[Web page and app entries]
....................

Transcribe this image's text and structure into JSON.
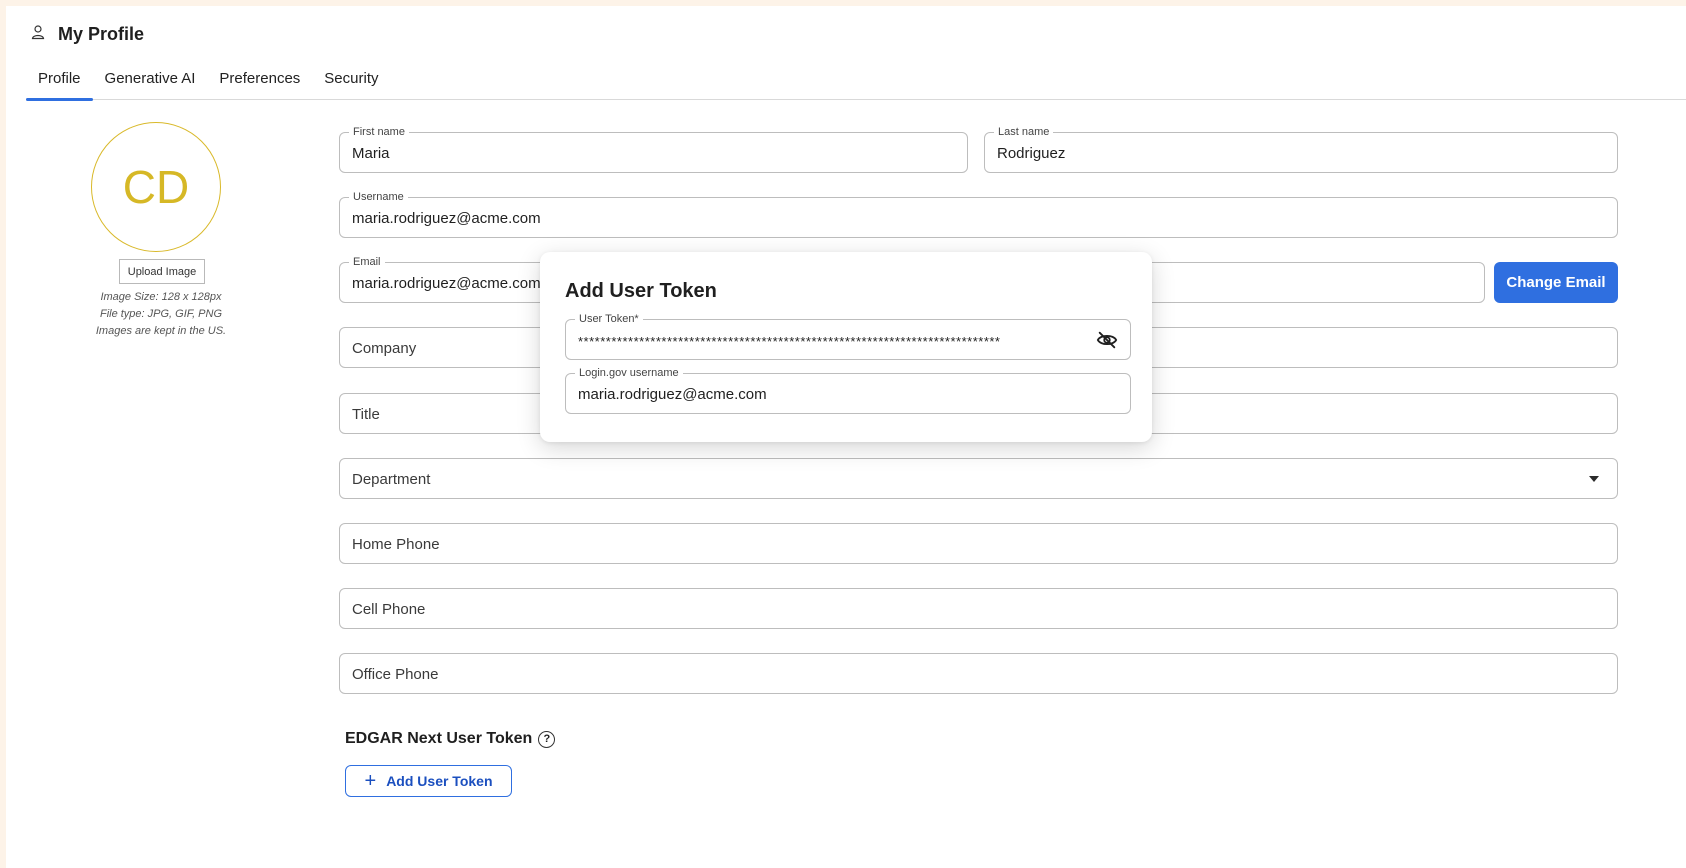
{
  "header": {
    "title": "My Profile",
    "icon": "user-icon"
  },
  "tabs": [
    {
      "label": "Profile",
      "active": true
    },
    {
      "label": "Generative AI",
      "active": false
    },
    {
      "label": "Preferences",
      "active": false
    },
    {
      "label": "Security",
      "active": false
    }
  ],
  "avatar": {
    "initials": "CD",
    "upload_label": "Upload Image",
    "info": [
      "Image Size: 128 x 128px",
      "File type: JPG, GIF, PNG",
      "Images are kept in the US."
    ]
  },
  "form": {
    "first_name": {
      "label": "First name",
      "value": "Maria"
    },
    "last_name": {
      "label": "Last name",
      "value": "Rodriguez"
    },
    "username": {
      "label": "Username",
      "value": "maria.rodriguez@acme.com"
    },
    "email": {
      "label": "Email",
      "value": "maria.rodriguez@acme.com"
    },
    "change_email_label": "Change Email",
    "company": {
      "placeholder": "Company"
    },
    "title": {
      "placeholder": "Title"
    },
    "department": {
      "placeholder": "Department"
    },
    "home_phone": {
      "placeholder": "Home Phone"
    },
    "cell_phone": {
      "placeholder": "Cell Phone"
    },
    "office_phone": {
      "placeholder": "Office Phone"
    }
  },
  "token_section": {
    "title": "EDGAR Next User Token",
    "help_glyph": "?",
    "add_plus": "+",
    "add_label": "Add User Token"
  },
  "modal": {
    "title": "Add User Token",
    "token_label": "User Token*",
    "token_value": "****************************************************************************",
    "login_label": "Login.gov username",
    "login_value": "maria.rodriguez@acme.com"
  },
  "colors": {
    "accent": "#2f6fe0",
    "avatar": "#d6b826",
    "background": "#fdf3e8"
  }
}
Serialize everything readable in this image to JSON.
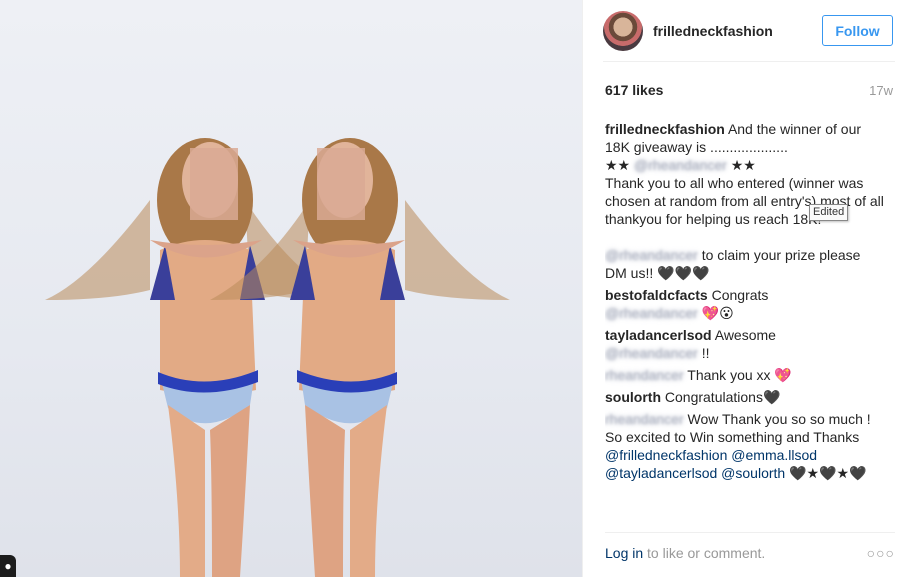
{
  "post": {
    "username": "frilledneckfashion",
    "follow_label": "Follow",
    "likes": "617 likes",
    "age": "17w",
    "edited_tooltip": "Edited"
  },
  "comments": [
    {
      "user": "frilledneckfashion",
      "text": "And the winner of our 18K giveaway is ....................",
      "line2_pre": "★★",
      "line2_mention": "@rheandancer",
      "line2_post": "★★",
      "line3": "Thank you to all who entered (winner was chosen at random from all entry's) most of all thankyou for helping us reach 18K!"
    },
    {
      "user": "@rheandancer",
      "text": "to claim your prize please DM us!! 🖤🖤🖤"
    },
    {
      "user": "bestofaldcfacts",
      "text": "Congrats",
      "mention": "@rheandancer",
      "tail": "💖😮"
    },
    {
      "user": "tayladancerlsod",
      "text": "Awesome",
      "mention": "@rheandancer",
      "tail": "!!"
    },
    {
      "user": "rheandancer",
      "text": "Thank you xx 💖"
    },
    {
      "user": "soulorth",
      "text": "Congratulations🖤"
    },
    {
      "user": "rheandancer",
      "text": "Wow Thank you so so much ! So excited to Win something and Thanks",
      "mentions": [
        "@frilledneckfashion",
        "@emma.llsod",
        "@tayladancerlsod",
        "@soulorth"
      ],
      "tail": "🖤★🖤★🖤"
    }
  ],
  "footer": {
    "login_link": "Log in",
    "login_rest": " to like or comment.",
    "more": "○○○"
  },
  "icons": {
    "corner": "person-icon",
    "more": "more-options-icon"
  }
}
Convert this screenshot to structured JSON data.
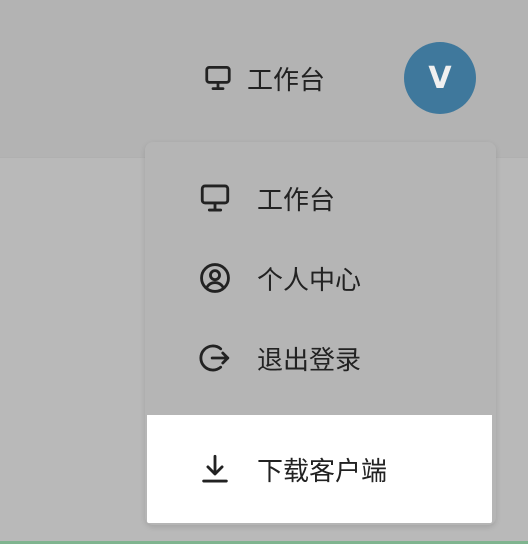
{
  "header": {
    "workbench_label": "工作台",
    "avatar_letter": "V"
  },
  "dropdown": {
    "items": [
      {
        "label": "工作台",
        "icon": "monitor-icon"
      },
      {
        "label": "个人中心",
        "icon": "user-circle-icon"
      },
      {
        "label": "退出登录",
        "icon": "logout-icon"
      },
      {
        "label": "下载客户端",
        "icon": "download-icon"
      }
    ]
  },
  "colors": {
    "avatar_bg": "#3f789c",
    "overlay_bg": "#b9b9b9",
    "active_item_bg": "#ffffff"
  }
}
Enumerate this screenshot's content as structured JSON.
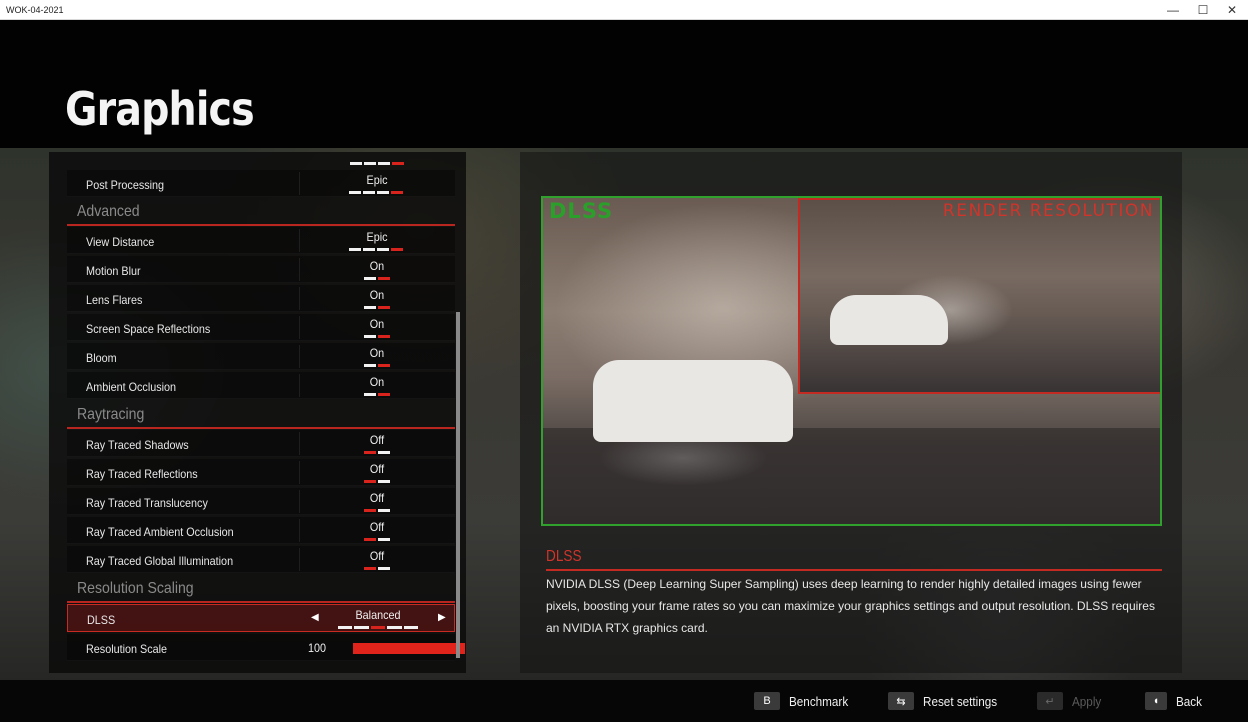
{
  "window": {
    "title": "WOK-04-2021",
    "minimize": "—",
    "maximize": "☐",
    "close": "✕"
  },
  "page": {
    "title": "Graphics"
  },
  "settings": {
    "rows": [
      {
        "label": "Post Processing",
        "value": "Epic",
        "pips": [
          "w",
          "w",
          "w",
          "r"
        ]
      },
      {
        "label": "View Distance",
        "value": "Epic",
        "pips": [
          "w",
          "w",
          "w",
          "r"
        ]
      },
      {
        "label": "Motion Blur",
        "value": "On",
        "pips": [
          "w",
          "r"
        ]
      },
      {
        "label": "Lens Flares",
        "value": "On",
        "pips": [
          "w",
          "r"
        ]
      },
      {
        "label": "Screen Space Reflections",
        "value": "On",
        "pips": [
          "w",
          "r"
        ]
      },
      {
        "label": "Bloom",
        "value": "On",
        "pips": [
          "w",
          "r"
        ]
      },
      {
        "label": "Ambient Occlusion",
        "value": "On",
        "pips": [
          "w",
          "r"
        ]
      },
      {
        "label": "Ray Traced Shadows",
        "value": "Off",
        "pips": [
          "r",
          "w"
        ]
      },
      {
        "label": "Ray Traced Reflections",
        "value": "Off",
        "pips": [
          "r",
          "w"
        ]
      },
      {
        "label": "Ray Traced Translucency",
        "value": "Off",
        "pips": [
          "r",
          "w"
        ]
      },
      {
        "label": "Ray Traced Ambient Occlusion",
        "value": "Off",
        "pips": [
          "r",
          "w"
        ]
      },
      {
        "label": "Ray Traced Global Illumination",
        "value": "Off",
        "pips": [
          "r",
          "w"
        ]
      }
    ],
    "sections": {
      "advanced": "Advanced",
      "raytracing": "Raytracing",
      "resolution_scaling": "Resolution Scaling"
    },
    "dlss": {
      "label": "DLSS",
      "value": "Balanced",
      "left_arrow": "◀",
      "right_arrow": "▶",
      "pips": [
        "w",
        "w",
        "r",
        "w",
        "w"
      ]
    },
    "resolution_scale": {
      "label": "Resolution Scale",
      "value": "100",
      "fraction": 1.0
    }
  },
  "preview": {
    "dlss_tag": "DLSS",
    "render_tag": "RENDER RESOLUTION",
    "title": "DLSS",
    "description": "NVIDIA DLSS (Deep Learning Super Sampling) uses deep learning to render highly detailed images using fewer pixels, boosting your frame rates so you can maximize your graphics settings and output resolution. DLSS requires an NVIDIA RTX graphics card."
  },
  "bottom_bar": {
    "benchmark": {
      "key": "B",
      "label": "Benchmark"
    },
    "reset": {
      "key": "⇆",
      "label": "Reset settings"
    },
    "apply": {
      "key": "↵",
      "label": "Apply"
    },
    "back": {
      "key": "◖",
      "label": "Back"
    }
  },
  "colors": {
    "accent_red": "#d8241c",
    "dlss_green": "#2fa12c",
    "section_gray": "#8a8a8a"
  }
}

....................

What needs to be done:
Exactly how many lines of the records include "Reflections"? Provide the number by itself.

Answer for this exercise:
2